Fourth is Cinderella, as the Disney princess rises above Insurgent. Cinderella earned $10.3 million in its fourth weekend, off an improved 40% compared to last weekend, and better than the 49% and 51% drops it has seen over the last few weekends. What it has lost in legs it is certainly making up for overseas, as the Disney release has picked up about $230 million to go with its $167.3 million domestic take.
Fifth is Insurgent, which continues to trail the original, Divergent. In its third weekend, Insurgent took in another $10 million, off 54% from last weekend’s $21.5 million take. Divergent earned $25.6 million in its second weekend and $13 million in its third, giving it $114 million after three weekends of release. Insurgent has pulled in $103.4 million stateside, and looks like it will finish with about $130 million, or about $20 million less than that of the original. That amount will easily be made up overseas, as Divergent tallied only $137.8 million overseas, where the sequel Insurgent already has $120 million.
The rest of the top ten is barely worth mentioning. It Follows managed a sixth place finish, and despite Radius-TWC adding another 437 theaters, the horror title could not keep pace with last weekend. The critically-acclaimed, micro-budgeted release earned $2.5 million, down 35% compared to last weekend despite the uptick in screens. The budget has been reported at $2 million (which seems high), and the film has a gross so far of $8.5 million.
Seventh goes to Woman in Gold, the new film out in limited release from The Weinstein Company. This Helen Mirren/Ryan Reynolds release earned only $2 million, but did it from only 258 venues. It picked up an okay venue average of $7,767, but its 49% fresh rating likely won’t take it much higher than that.
Eighth is Kingman: The Secret Service, which is in its eighth weekend. Kingsman earned another $1.7 million, off 43% compared to last weekend. It brought its domestic total up to $122.3 million, and its worldwide gross has crossed the $330 million mark, which means it has earned more than four times its $81 million budget worldwide.
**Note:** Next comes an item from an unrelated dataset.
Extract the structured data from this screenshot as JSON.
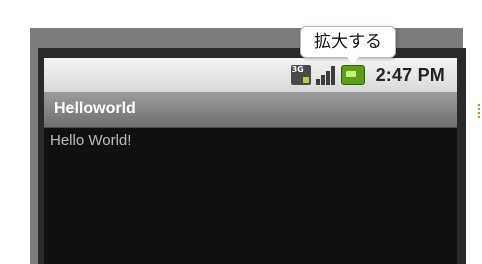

Ninth is the faith-based drama, Do You Believe?, which is still struggling to reach $10 million despite several weekends of wide release. This weekend, the drama earned $1.5 million, dipping 35% compared to last weekend. The Pure Flix release has a take so far of $9.8 million.
Finally in tenth is The Second Best Exotic Marigold Hotel, which despite not tearing the cover off the box office, has seen some real success due to a moderate budget. This weekend, the Dev Patel starrer took in $1 million, off 53%, but brought its domestic take up to $30.1 million. Overseas, it has earned another $40 million, so this sequel that cost only $10 million to make has quietly done quite well.
Overall, thanks to the bruising dominance of Furious 7 and some impressive holdovers, the top 12 joins the top ten biggest top 12’s of all time. The top 12 earned $214.2 million. A year ago, when Captain America: The Winter Soldier opened to $95 million, the top 12 earned $158.9 million. Next weekend, the only opener is The Longest Ride, and as it is a Nicolas Sparks’ adaption, is likely not very good.